Yesterday in Oslo we visited a museum with a stave church.  At the steeple of the church we saw the fore and aft of a Viking ship.  This is fitting  since the ancient church considered the church, or nave, to be a ship.  The following poem is reflection on this.

 

Stave churches

do not stray far

from home.  Yet, Viking steeples

recall

North Sea sagas and summon

adventurous pleas to please hoist anchor.

No, these Nordic arks are not to be restricted

to pairs of possibilities, rather a plethora

of potentials, as that itinerant

preacher sets root in this skiff.

He sprouts as mast, and from this stalk, he

stretches forth beams decked with

sails.

 

Sister wind wills this

stave ship

this way, that – madly off –

a discipleship

befitting a Viking nave.

This Too is Beautiful

I spent this last week in Helsinki, Finland for the 2012 Luther Congress.  The Congress meets once every five years.  It was an exceptional experience that allowed me to see old friends, meet new, and learn how much I have to learn.

My family and I were in Helsinki for about six hours on our way to St. Petersburg five or six years ago.  It was a delight to spend more time in this beautiful Nordic city.  One of the memories from our previous trip was a visit to the RockChurch.  Take a look at it at http://www.sacred-destinations.com/finland/helsinki-rock-church-temppeliaukio.  Fortunately, I had time on my last day to make a pilgrimage to this site.  It really is one of the most astounding churches I have ever visited.  The blend of rock, natural light, a copper roof, and well planned site lines make it a church that preaches that God has made the world good.  This is truly a beautiful church.

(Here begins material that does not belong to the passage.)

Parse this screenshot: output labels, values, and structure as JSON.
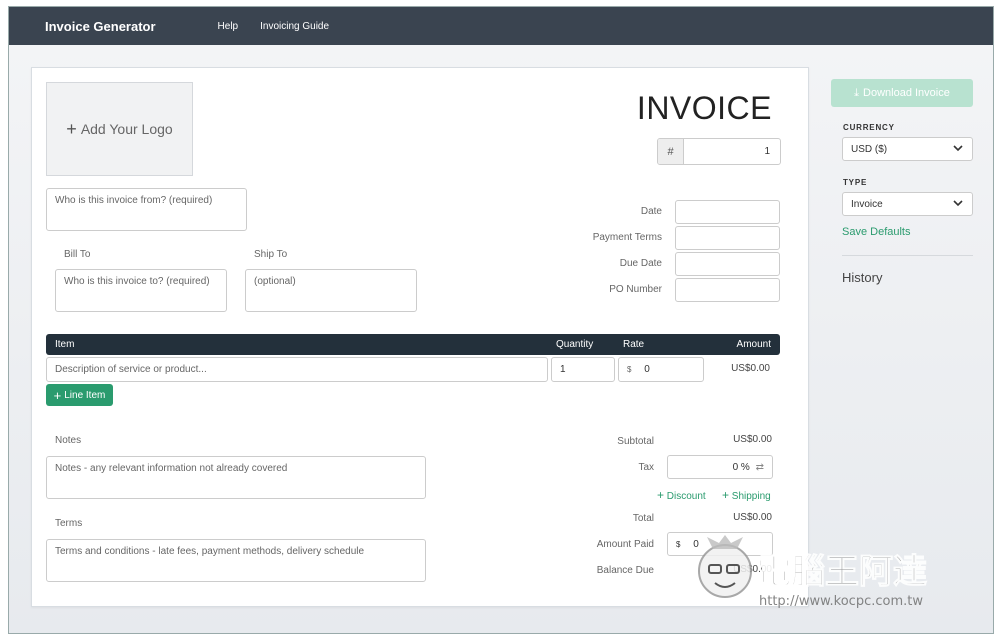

As you can imagine, such a church attracts tourists.  I arrived there shortly before the church opened.  Soon busses arrived.  The quiet tranquil atmosphere changed as smart phones, cameras and tablets began their busy work of capturing the moment.  As I sat there, I wondered how many pictures there are of this church in the digital universe.  My mind reeled at the thought, and then I wondered why people take pictures of such places.  I remember a professor once telling a class that tourists take pictures in a vain attempt to “capture” what cannot be captured.  I used to think he was right

But as I sat and watched the tourists from all around the world snapping away, I began to question this professorial wisdom.  I noticed how much people smiled while taking pictures, and while having their picture taken.  They really seemed to enjoy the experience of being together in this place.  Taking photographs is a way to be together.  Every now and then I ask tourists who are taking pictures of one another if they would like me to take one of them together with their camera.  They always say yes, and I always smile while I participate in their joy of being together.  This too is beautiful.  This too is to be celebrated.  Maybe you too have experiences of such unexpected beauty; such experiences of grace upon grace.